> WORK TO COMPLETE: Your answer should be every line with the word "JSON", copied from the data below.

Stored items:
★ ★ ★ ★

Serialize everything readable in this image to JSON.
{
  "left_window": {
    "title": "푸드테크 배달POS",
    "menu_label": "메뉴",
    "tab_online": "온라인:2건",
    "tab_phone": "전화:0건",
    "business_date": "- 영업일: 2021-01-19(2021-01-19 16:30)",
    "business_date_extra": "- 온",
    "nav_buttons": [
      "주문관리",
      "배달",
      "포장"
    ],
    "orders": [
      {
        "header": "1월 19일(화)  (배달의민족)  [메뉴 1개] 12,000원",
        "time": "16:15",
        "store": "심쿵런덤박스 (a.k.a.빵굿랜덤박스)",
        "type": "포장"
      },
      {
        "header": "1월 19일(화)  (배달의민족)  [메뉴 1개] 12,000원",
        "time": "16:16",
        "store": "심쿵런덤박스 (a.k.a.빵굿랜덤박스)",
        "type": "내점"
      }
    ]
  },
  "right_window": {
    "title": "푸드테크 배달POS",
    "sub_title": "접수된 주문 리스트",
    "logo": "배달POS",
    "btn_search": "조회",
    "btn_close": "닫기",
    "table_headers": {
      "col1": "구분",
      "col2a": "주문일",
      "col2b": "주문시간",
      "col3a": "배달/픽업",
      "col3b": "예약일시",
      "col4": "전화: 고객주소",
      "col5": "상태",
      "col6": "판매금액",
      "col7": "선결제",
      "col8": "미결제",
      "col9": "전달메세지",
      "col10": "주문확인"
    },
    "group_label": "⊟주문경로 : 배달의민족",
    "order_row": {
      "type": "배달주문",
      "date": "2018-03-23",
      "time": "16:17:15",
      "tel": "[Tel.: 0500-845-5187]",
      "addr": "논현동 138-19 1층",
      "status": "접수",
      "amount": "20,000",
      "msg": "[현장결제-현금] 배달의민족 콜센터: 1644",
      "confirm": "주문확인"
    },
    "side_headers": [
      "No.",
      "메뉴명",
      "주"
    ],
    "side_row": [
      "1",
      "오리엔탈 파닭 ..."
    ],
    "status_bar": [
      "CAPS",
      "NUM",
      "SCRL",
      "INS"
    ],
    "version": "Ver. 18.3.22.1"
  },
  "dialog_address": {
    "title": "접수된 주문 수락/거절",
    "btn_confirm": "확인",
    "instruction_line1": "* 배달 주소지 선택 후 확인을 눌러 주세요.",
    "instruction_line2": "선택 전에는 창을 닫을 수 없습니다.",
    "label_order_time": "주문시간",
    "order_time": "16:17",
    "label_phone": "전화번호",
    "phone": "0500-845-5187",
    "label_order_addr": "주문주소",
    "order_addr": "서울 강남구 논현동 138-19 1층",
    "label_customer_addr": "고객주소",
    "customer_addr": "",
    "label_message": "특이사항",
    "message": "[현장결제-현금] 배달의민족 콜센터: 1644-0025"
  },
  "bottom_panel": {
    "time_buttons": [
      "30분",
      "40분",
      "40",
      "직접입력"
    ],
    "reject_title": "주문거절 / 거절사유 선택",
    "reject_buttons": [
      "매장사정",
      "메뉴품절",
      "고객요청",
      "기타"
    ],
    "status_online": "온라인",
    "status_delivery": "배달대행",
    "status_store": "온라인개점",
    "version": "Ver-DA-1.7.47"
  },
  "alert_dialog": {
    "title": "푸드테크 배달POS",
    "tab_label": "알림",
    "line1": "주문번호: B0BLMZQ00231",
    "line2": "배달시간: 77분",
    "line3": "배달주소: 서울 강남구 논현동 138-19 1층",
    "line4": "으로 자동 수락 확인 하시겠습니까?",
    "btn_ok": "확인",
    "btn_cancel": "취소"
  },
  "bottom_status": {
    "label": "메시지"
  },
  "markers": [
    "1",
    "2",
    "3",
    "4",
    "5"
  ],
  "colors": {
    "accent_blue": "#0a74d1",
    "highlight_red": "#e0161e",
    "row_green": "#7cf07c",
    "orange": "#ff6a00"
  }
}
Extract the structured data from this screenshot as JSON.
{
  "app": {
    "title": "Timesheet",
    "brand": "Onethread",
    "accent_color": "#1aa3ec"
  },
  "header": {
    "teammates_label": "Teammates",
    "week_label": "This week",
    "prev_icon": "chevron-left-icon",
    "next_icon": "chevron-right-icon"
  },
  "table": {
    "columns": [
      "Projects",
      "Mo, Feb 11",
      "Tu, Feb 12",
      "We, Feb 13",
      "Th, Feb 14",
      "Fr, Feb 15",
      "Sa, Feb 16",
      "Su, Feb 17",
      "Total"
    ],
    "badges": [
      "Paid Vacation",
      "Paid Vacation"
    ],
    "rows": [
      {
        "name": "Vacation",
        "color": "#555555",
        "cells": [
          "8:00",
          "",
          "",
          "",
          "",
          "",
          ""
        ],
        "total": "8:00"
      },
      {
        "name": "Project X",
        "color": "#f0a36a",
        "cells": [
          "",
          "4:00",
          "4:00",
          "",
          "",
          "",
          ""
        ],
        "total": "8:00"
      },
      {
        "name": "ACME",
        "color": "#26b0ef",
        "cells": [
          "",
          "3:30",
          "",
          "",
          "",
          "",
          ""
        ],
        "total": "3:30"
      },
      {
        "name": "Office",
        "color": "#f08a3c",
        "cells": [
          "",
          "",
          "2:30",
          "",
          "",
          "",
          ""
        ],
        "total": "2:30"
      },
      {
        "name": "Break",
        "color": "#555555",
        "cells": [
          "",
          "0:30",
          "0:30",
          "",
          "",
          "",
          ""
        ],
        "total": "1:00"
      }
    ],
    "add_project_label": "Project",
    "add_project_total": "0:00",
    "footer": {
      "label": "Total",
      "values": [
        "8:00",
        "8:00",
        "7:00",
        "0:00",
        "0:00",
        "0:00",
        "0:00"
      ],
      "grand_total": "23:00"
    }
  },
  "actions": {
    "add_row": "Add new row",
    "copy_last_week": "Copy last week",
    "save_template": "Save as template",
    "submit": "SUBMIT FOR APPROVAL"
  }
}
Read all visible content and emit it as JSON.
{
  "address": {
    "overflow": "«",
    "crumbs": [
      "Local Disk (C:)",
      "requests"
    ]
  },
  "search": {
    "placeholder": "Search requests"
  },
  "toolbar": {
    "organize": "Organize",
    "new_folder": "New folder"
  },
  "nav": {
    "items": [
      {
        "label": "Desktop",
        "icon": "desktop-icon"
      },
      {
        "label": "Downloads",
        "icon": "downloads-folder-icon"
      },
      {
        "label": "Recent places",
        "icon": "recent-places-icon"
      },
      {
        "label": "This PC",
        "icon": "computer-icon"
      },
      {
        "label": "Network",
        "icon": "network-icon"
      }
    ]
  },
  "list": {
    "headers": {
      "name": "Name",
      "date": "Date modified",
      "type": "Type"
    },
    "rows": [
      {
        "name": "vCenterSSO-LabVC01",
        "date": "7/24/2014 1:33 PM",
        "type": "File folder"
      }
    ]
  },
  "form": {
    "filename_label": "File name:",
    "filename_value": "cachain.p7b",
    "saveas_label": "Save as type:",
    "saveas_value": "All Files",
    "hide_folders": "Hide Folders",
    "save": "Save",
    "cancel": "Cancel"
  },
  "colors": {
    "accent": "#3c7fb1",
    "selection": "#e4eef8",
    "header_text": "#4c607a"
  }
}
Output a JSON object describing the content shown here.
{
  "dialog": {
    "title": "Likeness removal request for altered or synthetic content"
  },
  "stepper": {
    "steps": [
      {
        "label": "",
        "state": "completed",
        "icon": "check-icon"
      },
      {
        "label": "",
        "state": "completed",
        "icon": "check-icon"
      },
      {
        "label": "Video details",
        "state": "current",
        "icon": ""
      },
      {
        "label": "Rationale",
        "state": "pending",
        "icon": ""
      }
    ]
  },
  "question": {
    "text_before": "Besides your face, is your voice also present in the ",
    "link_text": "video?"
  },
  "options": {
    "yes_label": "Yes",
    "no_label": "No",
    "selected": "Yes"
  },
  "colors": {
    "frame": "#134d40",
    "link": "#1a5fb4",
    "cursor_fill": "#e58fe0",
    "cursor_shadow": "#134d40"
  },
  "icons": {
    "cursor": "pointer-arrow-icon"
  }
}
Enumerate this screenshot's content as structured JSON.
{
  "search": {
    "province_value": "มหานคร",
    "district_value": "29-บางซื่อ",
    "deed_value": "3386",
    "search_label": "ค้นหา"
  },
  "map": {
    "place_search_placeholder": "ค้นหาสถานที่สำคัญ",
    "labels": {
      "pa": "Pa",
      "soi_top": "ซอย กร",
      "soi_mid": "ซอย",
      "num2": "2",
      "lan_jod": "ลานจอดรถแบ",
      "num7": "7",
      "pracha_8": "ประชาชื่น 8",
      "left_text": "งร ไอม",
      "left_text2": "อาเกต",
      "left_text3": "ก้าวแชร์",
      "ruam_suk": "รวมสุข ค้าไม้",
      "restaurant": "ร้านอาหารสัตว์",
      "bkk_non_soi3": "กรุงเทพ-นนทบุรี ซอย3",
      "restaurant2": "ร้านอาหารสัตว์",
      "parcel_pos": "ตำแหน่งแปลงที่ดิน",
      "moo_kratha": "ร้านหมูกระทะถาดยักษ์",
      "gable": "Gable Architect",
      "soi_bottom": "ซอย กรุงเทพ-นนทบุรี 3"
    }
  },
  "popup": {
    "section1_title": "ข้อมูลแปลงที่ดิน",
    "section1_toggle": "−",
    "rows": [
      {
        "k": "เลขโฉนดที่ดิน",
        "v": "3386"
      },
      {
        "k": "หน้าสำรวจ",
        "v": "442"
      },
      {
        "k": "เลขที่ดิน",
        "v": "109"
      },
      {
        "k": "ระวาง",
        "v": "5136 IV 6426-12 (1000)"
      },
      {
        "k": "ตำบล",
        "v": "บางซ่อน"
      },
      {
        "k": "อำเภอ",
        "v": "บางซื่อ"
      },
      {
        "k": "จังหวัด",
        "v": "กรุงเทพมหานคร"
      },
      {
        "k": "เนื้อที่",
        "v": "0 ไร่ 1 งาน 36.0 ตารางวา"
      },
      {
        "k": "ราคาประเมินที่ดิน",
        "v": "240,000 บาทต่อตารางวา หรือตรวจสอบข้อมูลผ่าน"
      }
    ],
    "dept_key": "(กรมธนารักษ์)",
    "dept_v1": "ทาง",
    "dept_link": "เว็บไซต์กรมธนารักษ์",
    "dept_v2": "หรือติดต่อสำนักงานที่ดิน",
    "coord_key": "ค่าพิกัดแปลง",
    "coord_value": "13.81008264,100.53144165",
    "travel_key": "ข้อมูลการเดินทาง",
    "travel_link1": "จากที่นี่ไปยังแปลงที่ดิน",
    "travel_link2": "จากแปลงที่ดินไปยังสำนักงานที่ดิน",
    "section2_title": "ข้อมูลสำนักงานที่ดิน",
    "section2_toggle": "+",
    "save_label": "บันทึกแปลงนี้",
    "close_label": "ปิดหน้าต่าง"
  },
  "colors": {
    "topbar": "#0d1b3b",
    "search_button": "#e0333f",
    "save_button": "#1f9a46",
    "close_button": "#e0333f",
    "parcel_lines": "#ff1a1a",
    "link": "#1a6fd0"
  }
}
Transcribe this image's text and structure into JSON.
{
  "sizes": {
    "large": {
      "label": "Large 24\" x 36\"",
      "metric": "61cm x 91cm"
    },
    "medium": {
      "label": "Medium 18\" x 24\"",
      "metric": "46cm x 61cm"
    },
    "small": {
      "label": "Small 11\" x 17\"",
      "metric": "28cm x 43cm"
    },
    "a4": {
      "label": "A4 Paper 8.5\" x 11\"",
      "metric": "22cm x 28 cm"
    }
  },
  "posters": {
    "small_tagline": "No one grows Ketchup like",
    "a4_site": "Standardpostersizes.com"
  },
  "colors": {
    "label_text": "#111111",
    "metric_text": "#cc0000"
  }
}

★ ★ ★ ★

> RESULT OF THIS EXERCISE:
Serialize everything readable in this image to JSON.
Extract the structured data from this screenshot as JSON.
Read all visible content and emit it as JSON.
Output a JSON object describing the content shown here.
Enumerate this screenshot's content as structured JSON.
Transcribe this image's text and structure into JSON.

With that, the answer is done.